French commercial property rents have fallen for first time since 1997, according to MSCI.
The firm’s IPD France Annual Property Index shows that rents have dropped across all sectors.
The value of passing rents – the level of rent a tenant is contracted to pay – fell across all property by 1.7% in 2014, which means tenants are paying less in rent than 12 months ago.
The fall, MSCI said, was felt particularly within the office sector, where rents fell by 2.2% over 2014.
Stéphanie Galiegue, MSCI executive director, said the French market was operating in a “very difficult” economic context.
“Some landlords and investors prefer decreasing their rents in the short term and even offering incentives in some cases in order to avoid vacancy,” she said.
However, total returns – the actual rate of return investors derive from their real estate assets, including capital and income growth – rose across all French property to 6.3% last year, up from 5.1% in 2013.
MSCI said the increase was driven by increases in capital growth across the retail and office sectors.
Capital Growth in the office sector is back to positive territory for the first time since 2011, with the Paris central business district showing strong performance over the last 12 months.
However, the increase was offset by a fall in income return to 5.4%, the lowest level ever recorded by the IPD France Annual Property Index.
Galiegue said that, despite falling rents in 2014, there was “enduring appetite for investments” in French real estate.
“Even in sectors such as offices in the Paris central business district, where rents have slipped by 1%, prices are historically high for investors compared with the income return they achieve,” she said.

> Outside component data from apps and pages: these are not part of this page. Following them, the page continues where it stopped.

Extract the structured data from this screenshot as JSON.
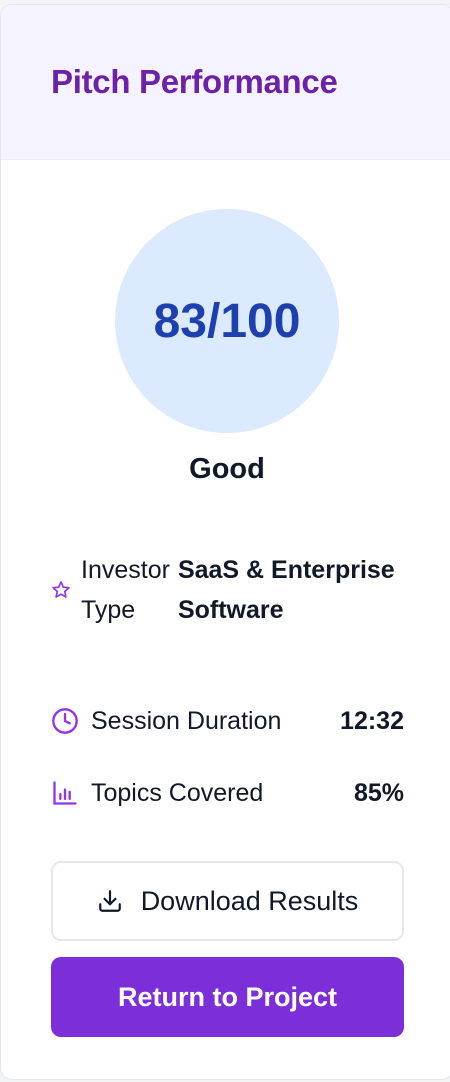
{
  "card": {
    "title": "Pitch Performance"
  },
  "score": {
    "value": "83/100",
    "rating": "Good"
  },
  "stats": {
    "investor_type": {
      "label": "Investor Type",
      "value": "SaaS & Enterprise Software",
      "icon": "star-icon"
    },
    "session_duration": {
      "label": "Session Duration",
      "value": "12:32",
      "icon": "clock-icon"
    },
    "topics_covered": {
      "label": "Topics Covered",
      "value": "85%",
      "icon": "bar-chart-icon"
    }
  },
  "actions": {
    "download_label": "Download Results",
    "download_icon": "download-icon",
    "return_label": "Return to Project"
  },
  "colors": {
    "accent": "#7c2fd9",
    "title": "#6b21a8",
    "score_text": "#1e40af",
    "score_bg": "#dbeafe",
    "header_bg": "#f5f3ff"
  }
}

“Some investors have consequently started investing in other locations.”